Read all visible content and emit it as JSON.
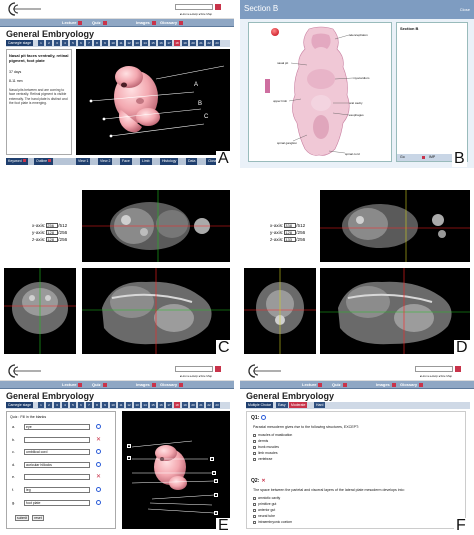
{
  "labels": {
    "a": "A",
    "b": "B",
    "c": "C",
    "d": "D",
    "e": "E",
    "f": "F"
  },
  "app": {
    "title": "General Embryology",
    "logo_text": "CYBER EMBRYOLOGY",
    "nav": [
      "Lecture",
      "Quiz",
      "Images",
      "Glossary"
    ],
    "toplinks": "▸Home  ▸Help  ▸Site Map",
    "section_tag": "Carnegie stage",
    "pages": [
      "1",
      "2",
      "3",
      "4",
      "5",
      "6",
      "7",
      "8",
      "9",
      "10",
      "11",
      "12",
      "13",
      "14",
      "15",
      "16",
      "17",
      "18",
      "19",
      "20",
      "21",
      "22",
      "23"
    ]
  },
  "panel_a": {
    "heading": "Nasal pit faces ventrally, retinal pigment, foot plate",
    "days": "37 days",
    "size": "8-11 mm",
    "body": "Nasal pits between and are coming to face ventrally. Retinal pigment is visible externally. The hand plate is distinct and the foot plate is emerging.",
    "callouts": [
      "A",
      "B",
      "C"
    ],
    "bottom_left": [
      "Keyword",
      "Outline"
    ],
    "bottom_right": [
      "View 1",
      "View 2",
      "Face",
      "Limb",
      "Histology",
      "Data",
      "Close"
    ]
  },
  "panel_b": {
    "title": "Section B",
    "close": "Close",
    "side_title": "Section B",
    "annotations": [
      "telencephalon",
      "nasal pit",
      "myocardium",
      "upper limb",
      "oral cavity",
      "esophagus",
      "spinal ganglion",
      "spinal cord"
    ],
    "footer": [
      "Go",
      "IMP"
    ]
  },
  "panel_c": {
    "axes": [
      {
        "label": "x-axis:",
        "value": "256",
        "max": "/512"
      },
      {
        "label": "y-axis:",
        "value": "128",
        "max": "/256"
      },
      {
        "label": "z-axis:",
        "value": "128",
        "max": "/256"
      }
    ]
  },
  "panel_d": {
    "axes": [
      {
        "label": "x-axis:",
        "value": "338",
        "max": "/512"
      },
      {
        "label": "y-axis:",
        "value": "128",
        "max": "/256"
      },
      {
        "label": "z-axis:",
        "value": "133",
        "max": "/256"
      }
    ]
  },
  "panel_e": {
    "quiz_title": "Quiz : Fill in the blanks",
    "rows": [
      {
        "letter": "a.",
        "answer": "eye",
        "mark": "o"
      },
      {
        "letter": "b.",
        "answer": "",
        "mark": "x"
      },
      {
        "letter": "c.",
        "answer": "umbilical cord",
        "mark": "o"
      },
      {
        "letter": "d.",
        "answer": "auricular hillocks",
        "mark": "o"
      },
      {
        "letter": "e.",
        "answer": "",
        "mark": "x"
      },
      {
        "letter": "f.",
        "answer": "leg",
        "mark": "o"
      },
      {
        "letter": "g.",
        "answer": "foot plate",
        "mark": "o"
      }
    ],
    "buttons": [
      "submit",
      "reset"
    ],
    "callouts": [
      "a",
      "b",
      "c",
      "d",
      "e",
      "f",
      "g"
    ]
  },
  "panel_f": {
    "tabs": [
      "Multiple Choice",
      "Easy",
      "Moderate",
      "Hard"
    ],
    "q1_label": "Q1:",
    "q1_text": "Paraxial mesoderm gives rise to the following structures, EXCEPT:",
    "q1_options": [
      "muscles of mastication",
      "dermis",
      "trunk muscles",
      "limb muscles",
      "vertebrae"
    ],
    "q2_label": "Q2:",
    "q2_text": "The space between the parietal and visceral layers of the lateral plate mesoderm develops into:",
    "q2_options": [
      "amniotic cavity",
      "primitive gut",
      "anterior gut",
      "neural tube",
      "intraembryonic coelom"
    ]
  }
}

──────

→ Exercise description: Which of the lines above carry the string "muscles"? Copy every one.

→ Exercise solution:
      "muscles of mastication",
      "trunk muscles",
      "limb muscles",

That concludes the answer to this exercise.